(Your objective): Search the listing below for "screenshot". Copy each matching line.

++++ Supplied data

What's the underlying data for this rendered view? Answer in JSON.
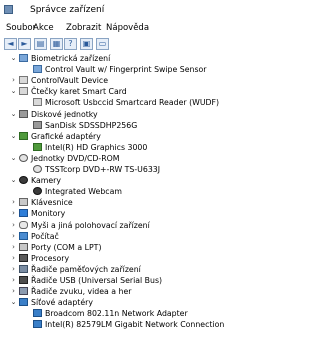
{
  "window": {
    "title": "Správce zařízení"
  },
  "menu": [
    "Soubor",
    "Akce",
    "Zobrazit",
    "Nápověda"
  ],
  "toolbar": [
    {
      "name": "back-button",
      "glyph": "◄"
    },
    {
      "name": "forward-button",
      "glyph": "►"
    },
    {
      "name": "view-tree-button",
      "glyph": "▤"
    },
    {
      "name": "properties-button",
      "glyph": "▦"
    },
    {
      "name": "help-button",
      "glyph": "?"
    },
    {
      "name": "update-driver-button",
      "glyph": "▣"
    },
    {
      "name": "show-display-button",
      "glyph": "▭"
    }
  ],
  "tree": [
    {
      "label": "Biometrická zařízení",
      "level": 0,
      "expanded": true,
      "icon": "dev"
    },
    {
      "label": "Control Vault w/ Fingerprint Swipe Sensor",
      "level": 1,
      "icon": "dev"
    },
    {
      "label": "ControlVault Device",
      "level": 0,
      "expanded": false,
      "icon": "card"
    },
    {
      "label": "Čtečky karet Smart Card",
      "level": 0,
      "expanded": true,
      "icon": "card"
    },
    {
      "label": "Microsoft Usbccid Smartcard Reader (WUDF)",
      "level": 1,
      "icon": "card"
    },
    {
      "label": "Diskové jednotky",
      "level": 0,
      "expanded": true,
      "icon": "disk"
    },
    {
      "label": "SanDisk SDSSDHP256G",
      "level": 1,
      "icon": "disk"
    },
    {
      "label": "Grafické adaptéry",
      "level": 0,
      "expanded": true,
      "icon": "gpu"
    },
    {
      "label": "Intel(R) HD Graphics 3000",
      "level": 1,
      "icon": "gpu"
    },
    {
      "label": "Jednotky DVD/CD-ROM",
      "level": 0,
      "expanded": true,
      "icon": "dvd"
    },
    {
      "label": "TSSTcorp DVD+-RW TS-U633J",
      "level": 1,
      "icon": "dvd"
    },
    {
      "label": "Kamery",
      "level": 0,
      "expanded": true,
      "icon": "cam"
    },
    {
      "label": "Integrated Webcam",
      "level": 1,
      "icon": "cam"
    },
    {
      "label": "Klávesnice",
      "level": 0,
      "expanded": false,
      "icon": "kbd"
    },
    {
      "label": "Monitory",
      "level": 0,
      "expanded": false,
      "icon": "mon"
    },
    {
      "label": "Myši a jiná polohovací zařízení",
      "level": 0,
      "expanded": false,
      "icon": "mouse"
    },
    {
      "label": "Počítač",
      "level": 0,
      "expanded": false,
      "icon": "pc"
    },
    {
      "label": "Porty (COM a LPT)",
      "level": 0,
      "expanded": false,
      "icon": "port"
    },
    {
      "label": "Procesory",
      "level": 0,
      "expanded": false,
      "icon": "cpu"
    },
    {
      "label": "Řadiče paměťových zařízení",
      "level": 0,
      "expanded": false,
      "icon": "ctrl"
    },
    {
      "label": "Řadiče USB (Universal Serial Bus)",
      "level": 0,
      "expanded": false,
      "icon": "usb"
    },
    {
      "label": "Řadiče zvuku, videa a her",
      "level": 0,
      "expanded": false,
      "icon": "snd"
    },
    {
      "label": "Síťové adaptéry",
      "level": 0,
      "expanded": true,
      "icon": "net"
    },
    {
      "label": "Broadcom 802.11n Network Adapter",
      "level": 1,
      "icon": "net"
    },
    {
      "label": "Intel(R) 82579LM Gigabit Network Connection",
      "level": 1,
      "icon": "net"
    }
  ]
}
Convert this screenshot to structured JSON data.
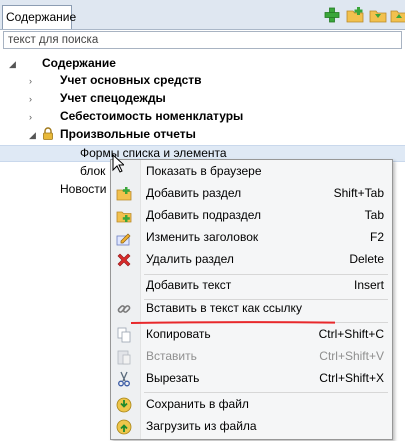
{
  "tab": {
    "label": "Содержание"
  },
  "toolbar": {
    "icons": [
      "add-green-icon",
      "add-folder-icon",
      "folder-down-icon",
      "folder-up-icon"
    ]
  },
  "search": {
    "placeholder": "текст для поиска",
    "value": ""
  },
  "tree": {
    "root": "Содержание",
    "items": [
      {
        "label": "Учет основных средств",
        "expanded": false
      },
      {
        "label": "Учет спецодежды",
        "expanded": false
      },
      {
        "label": "Себестоимость номенклатуры",
        "expanded": false
      },
      {
        "label": "Произвольные отчеты",
        "expanded": true,
        "locked": true
      }
    ],
    "children": [
      {
        "label": "Формы списка и элемента",
        "selected": true
      },
      {
        "label": "блок"
      },
      {
        "label": "Новости"
      }
    ]
  },
  "menu": {
    "items": [
      {
        "label": "Показать в браузере",
        "shortcut": ""
      },
      {
        "label": "Добавить раздел",
        "shortcut": "Shift+Tab",
        "icon": "add-section-icon"
      },
      {
        "label": "Добавить подраздел",
        "shortcut": "Tab",
        "icon": "add-subsection-icon"
      },
      {
        "label": "Изменить заголовок",
        "shortcut": "F2",
        "icon": "edit-pencil-icon"
      },
      {
        "label": "Удалить раздел",
        "shortcut": "Delete",
        "icon": "delete-x-icon"
      },
      {
        "label": "Добавить текст",
        "shortcut": "Insert"
      },
      {
        "label": "Вставить в текст как ссылку",
        "shortcut": "",
        "icon": "link-icon"
      },
      {
        "label": "Копировать",
        "shortcut": "Ctrl+Shift+C",
        "icon": "copy-icon",
        "disabled": false
      },
      {
        "label": "Вставить",
        "shortcut": "Ctrl+Shift+V",
        "icon": "paste-icon",
        "disabled": true
      },
      {
        "label": "Вырезать",
        "shortcut": "Ctrl+Shift+X",
        "icon": "cut-scissors-icon"
      },
      {
        "label": "Сохранить в файл",
        "shortcut": "",
        "icon": "save-file-icon"
      },
      {
        "label": "Загрузить из файла",
        "shortcut": "",
        "icon": "load-file-icon"
      }
    ]
  },
  "colors": {
    "accent_red": "#e8282b",
    "selection": "#dfe9f5",
    "green_plus": "#3aa63a"
  }
}
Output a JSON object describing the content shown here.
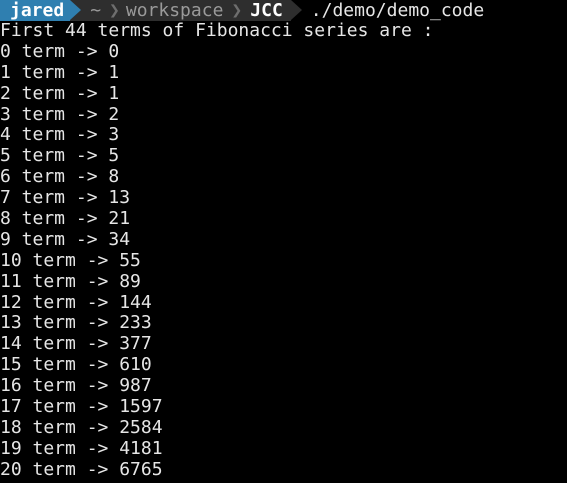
{
  "prompt": {
    "user": "jared",
    "path": [
      "~",
      "workspace"
    ],
    "current_dir": "JCC",
    "command": "./demo/demo_code"
  },
  "output": {
    "header": "First 44 terms of Fibonacci series are :",
    "lines": [
      "0 term -> 0",
      "1 term -> 1",
      "2 term -> 1",
      "3 term -> 2",
      "4 term -> 3",
      "5 term -> 5",
      "6 term -> 8",
      "7 term -> 13",
      "8 term -> 21",
      "9 term -> 34",
      "10 term -> 55",
      "11 term -> 89",
      "12 term -> 144",
      "13 term -> 233",
      "14 term -> 377",
      "15 term -> 610",
      "16 term -> 987",
      "17 term -> 1597",
      "18 term -> 2584",
      "19 term -> 4181",
      "20 term -> 6765"
    ]
  },
  "colors": {
    "background": "#000000",
    "text": "#e6e6e6",
    "user_segment": "#2f7fb0",
    "path_segment": "#2e2e2e"
  }
}
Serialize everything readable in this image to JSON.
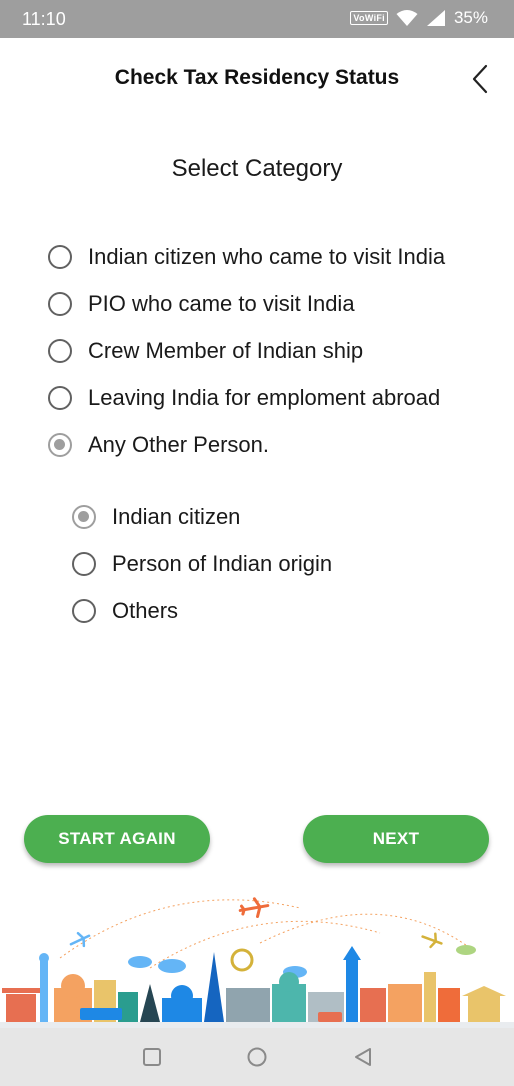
{
  "status_bar": {
    "time": "11:10",
    "vowifi": "VoWiFi",
    "battery": "35%"
  },
  "header": {
    "title": "Check Tax Residency Status"
  },
  "section_title": "Select Category",
  "categories": [
    {
      "label": "Indian citizen who came to visit India",
      "selected": false
    },
    {
      "label": "PIO who came to visit India",
      "selected": false
    },
    {
      "label": "Crew Member of Indian ship",
      "selected": false
    },
    {
      "label": "Leaving India for emploment abroad",
      "selected": false
    },
    {
      "label": "Any Other Person.",
      "selected": true
    }
  ],
  "subcategories": [
    {
      "label": "Indian citizen",
      "selected": true
    },
    {
      "label": "Person of Indian origin",
      "selected": false
    },
    {
      "label": "Others",
      "selected": false
    }
  ],
  "buttons": {
    "start_again": "START AGAIN",
    "next": "NEXT"
  },
  "colors": {
    "accent_green": "#4caf50",
    "radio_checked": "#9e9e9e",
    "status_bar": "#9e9e9e"
  },
  "icons": [
    "back-chevron-icon",
    "wifi-icon",
    "signal-icon",
    "nav-recents-icon",
    "nav-home-icon",
    "nav-back-icon"
  ]
}
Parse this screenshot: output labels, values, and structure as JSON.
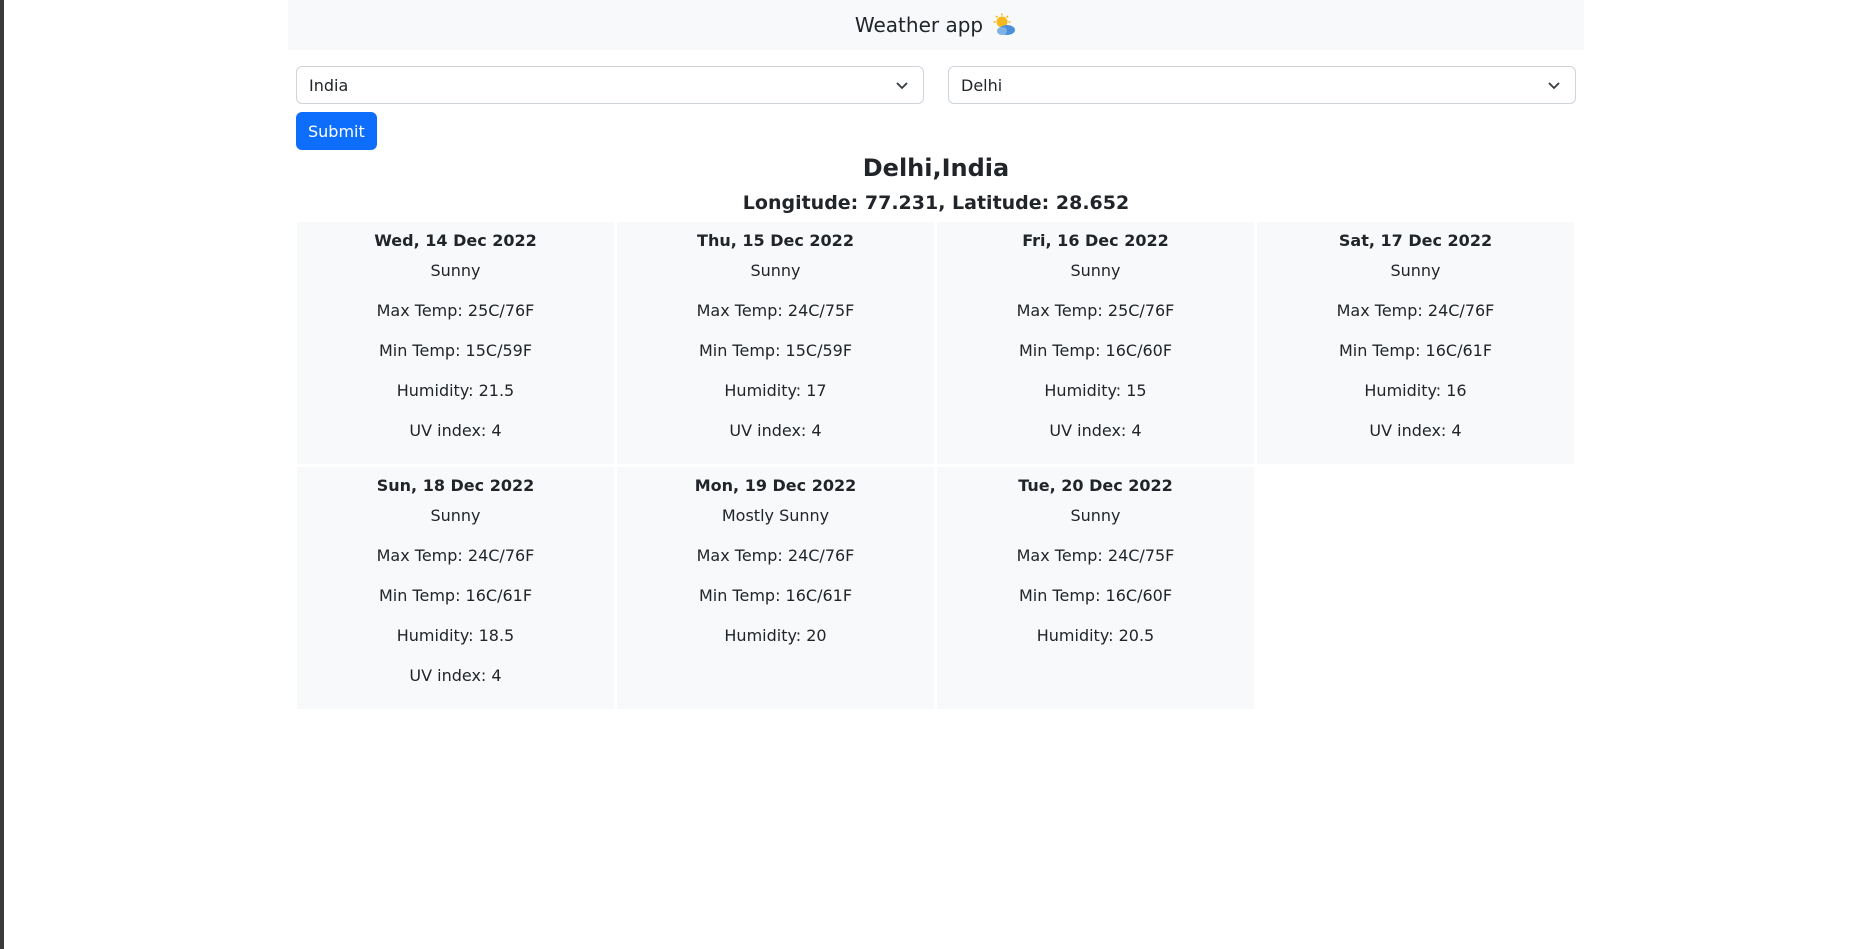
{
  "app": {
    "title": "Weather app",
    "icon": "sun-behind-cloud-icon"
  },
  "form": {
    "country": "India",
    "city": "Delhi",
    "submit_label": "Submit"
  },
  "location": {
    "title": "Delhi,India",
    "coords": "Longitude: 77.231, Latitude: 28.652"
  },
  "days": [
    {
      "date": "Wed, 14 Dec 2022",
      "condition": "Sunny",
      "max": "Max Temp: 25C/76F",
      "min": "Min Temp: 15C/59F",
      "humidity": "Humidity: 21.5",
      "uv": "UV index: 4"
    },
    {
      "date": "Thu, 15 Dec 2022",
      "condition": "Sunny",
      "max": "Max Temp: 24C/75F",
      "min": "Min Temp: 15C/59F",
      "humidity": "Humidity: 17",
      "uv": "UV index: 4"
    },
    {
      "date": "Fri, 16 Dec 2022",
      "condition": "Sunny",
      "max": "Max Temp: 25C/76F",
      "min": "Min Temp: 16C/60F",
      "humidity": "Humidity: 15",
      "uv": "UV index: 4"
    },
    {
      "date": "Sat, 17 Dec 2022",
      "condition": "Sunny",
      "max": "Max Temp: 24C/76F",
      "min": "Min Temp: 16C/61F",
      "humidity": "Humidity: 16",
      "uv": "UV index: 4"
    },
    {
      "date": "Sun, 18 Dec 2022",
      "condition": "Sunny",
      "max": "Max Temp: 24C/76F",
      "min": "Min Temp: 16C/61F",
      "humidity": "Humidity: 18.5",
      "uv": "UV index: 4"
    },
    {
      "date": "Mon, 19 Dec 2022",
      "condition": "Mostly Sunny",
      "max": "Max Temp: 24C/76F",
      "min": "Min Temp: 16C/61F",
      "humidity": "Humidity: 20",
      "uv": null
    },
    {
      "date": "Tue, 20 Dec 2022",
      "condition": "Sunny",
      "max": "Max Temp: 24C/75F",
      "min": "Min Temp: 16C/60F",
      "humidity": "Humidity: 20.5",
      "uv": null
    }
  ],
  "colors": {
    "primary": "#0d6efd",
    "card_bg": "#f8f9fa"
  }
}
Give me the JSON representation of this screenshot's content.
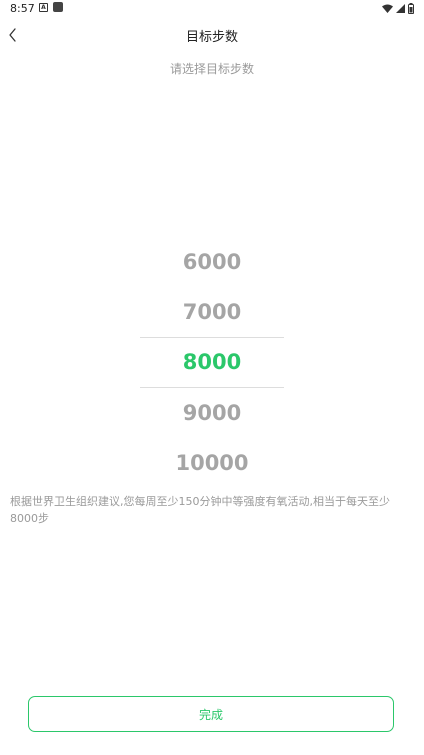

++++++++

(Output of the task):
Convert this screenshot to structured JSON data.
Parse this screenshot: output labels, values, and structure as JSON.
Give me the JSON representation of this screenshot's content.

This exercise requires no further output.